In any case, after doing our show early in the evening, Jorma and I went over to hear Traffic, who I believe was doing their first tour of America. They were playing at a small club called Steve Paul’s Scene. We went over and hung out. Jimi walked in later in the evening and listened to the set. He knew all of these guys because he had been living in England for the last couple years. He invited us all over after [the show at] 2:30 in the morning or something like that to his studio to watch him work on some his album.
Early in the morning, he said “lets play a blues”. So Mitch, Jimi and I, along with Steve Winwood, kicked over it for a couple minutes. Jimi broke a string, and so while he was changing his string we noodled around a little bit and got the feel of the song, then we did the song in one take. But then, it was a 15-minute blues song, and nobody ever thought it would ever go on an album. That was the exciting thing about the time.
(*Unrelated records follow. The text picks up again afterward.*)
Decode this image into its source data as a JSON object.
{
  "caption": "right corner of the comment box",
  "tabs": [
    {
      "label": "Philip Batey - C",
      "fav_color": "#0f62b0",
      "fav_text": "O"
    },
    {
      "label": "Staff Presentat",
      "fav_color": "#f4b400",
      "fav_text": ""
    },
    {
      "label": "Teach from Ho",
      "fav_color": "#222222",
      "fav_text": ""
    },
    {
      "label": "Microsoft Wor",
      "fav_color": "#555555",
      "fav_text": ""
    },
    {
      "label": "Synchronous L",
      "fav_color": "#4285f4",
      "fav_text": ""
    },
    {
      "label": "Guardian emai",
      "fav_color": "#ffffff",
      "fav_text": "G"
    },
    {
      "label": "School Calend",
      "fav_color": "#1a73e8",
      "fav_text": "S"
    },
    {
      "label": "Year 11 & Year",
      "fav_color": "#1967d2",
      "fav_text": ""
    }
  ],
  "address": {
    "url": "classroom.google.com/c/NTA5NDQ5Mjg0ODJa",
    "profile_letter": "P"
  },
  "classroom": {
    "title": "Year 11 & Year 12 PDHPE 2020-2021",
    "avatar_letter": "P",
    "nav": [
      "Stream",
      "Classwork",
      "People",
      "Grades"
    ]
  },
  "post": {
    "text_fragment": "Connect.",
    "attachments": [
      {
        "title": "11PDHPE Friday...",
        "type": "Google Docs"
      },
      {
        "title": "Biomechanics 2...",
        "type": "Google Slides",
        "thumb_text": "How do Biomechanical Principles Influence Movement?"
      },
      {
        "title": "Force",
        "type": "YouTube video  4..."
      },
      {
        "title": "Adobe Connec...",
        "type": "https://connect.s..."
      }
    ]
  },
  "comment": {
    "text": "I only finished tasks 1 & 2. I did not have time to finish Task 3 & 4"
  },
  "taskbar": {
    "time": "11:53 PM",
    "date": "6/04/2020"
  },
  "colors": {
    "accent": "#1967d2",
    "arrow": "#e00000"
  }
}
The three-minute format was beginning to fade with the songs.
In any case, we all forgot about it and around 7:30 in the morning we climbed into a station wagon to go down to D.C. to do our next show.
About a month later he called me in San Francisco and said “do you mind if we put this jam on the album?” I said, “That would be great. Of course I don’t mind.”
And the rest is history, right?
I guess so. But I will say this, Jimi was a very gracious player to play with. All those guys were. People have asked me what it was like to play with him, and it was great. He was a sweet, gentle guy.
Special thanks to Phil McKenna, Tony Soll, Julie Bruce, Dug Mug Swanson, Taylor TheBassist Simensky and Will Marks, who contributed questions for this interview.